The deficit of the general government averaged 1.5 percent of Gross Domestic Product (GDP) in the 1960s, 5.0 percent in the 1970’s, and 11.9 percent in the 1981-84 period. This growth occurred depite a sharp rise in the average tax burden, as tax revenues went from 31.7 percent of GDP in the 1960s to 41.3 percent in the 1970s and 46.3 percent in the 1981-84 period. The engine of the budget deficit has been and continues to be the rise in expenditures.
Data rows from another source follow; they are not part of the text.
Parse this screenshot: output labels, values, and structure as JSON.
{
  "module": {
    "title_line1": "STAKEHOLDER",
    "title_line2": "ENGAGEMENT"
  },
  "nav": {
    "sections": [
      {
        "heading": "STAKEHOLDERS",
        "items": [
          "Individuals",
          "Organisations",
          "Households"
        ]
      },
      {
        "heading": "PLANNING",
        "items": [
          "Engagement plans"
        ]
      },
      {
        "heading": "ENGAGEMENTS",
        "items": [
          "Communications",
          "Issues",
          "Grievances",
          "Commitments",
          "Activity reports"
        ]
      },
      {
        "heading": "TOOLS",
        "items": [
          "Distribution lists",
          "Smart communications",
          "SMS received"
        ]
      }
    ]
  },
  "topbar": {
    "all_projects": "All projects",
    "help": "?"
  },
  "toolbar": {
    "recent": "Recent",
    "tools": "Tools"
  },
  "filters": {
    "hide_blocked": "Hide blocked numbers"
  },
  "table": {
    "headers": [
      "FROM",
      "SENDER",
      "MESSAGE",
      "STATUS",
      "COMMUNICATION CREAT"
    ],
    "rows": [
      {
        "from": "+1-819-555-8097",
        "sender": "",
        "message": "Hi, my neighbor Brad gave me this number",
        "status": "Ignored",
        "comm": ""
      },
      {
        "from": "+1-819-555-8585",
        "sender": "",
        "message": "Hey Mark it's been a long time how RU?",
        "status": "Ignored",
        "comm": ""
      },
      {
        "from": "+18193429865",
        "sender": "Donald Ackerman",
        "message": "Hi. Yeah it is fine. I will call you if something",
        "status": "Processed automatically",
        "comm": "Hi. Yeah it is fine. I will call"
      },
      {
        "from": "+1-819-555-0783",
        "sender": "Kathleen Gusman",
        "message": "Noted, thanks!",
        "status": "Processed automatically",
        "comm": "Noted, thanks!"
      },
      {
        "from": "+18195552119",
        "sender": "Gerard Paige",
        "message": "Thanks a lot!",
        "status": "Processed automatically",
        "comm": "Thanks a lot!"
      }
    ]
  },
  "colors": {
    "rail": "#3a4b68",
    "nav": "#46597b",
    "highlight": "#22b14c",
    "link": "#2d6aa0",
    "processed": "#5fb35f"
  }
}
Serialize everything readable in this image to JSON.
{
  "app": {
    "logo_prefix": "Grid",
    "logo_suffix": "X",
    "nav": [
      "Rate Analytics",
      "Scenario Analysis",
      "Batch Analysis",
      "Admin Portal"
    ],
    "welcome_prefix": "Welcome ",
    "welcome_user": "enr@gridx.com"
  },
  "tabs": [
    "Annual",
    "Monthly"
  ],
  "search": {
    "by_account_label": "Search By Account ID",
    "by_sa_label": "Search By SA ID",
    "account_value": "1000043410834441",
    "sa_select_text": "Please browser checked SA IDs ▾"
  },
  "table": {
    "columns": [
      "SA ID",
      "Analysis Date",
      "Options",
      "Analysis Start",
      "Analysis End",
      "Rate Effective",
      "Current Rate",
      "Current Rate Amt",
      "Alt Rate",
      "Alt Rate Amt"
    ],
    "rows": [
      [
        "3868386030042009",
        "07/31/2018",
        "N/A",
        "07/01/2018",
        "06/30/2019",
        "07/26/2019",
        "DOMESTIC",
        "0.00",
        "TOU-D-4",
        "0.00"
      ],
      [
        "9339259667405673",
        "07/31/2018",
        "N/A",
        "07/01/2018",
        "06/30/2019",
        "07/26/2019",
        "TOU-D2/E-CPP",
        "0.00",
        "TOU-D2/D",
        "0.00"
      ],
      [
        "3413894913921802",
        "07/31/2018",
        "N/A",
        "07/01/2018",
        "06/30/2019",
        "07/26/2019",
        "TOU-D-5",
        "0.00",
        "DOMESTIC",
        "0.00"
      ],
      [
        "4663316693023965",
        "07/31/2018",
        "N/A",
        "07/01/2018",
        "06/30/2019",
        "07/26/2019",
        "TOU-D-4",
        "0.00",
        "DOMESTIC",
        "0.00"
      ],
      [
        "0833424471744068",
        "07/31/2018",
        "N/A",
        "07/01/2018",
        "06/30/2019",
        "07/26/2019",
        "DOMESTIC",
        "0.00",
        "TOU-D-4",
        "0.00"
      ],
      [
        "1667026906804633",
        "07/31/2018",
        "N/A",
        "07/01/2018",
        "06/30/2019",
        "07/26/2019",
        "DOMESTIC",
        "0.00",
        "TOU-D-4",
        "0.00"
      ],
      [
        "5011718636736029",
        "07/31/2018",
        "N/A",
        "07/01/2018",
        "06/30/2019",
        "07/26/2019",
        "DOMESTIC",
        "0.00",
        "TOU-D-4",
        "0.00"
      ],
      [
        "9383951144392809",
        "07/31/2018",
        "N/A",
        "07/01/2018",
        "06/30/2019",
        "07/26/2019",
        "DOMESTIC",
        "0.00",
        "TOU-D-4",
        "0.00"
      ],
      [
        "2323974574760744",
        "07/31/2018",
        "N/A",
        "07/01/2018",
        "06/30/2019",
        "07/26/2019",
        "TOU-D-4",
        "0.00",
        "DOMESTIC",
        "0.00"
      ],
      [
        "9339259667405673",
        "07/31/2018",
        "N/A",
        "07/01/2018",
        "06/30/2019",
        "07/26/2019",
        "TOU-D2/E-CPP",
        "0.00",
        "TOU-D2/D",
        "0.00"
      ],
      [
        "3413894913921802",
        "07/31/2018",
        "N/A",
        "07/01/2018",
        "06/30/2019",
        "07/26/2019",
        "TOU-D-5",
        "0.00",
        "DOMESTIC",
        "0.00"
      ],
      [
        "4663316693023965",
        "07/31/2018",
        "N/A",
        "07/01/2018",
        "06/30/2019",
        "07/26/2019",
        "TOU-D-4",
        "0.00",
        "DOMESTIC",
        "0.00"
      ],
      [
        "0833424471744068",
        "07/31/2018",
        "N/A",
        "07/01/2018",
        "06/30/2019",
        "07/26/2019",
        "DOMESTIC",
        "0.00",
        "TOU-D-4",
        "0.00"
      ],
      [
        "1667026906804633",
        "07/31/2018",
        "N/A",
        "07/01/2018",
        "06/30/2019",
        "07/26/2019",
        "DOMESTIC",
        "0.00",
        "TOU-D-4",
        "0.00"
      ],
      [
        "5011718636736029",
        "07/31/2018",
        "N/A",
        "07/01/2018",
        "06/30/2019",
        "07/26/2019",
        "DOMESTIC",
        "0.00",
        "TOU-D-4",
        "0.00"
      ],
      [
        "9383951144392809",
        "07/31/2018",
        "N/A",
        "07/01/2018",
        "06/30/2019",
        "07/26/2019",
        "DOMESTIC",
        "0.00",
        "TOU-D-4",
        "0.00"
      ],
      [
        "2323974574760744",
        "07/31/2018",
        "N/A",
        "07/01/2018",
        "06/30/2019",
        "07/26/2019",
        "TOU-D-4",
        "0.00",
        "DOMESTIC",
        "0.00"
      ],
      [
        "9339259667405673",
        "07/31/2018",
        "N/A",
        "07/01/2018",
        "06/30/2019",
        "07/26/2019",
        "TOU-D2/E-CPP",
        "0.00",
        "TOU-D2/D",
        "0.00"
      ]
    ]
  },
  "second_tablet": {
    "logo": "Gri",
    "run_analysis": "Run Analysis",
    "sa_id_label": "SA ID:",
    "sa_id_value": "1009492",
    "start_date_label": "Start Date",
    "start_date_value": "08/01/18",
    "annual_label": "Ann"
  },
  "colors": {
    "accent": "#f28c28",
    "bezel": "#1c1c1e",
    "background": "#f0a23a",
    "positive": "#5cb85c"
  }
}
This note raises two questions. First, is the existing structure of expenditures, taxation, growth of output, and real interest rate consistent with a stable (that is, finite) ratio of government debt to GDP. The answer is no. The second question asks what economic conditions will have to emerge to stabilize the bond-to-income ratio of the nation. There is no unique answer to this question; nonetheless, I offer one solution whose «realism» may be beyond the scope of what political economy can yield at the moment.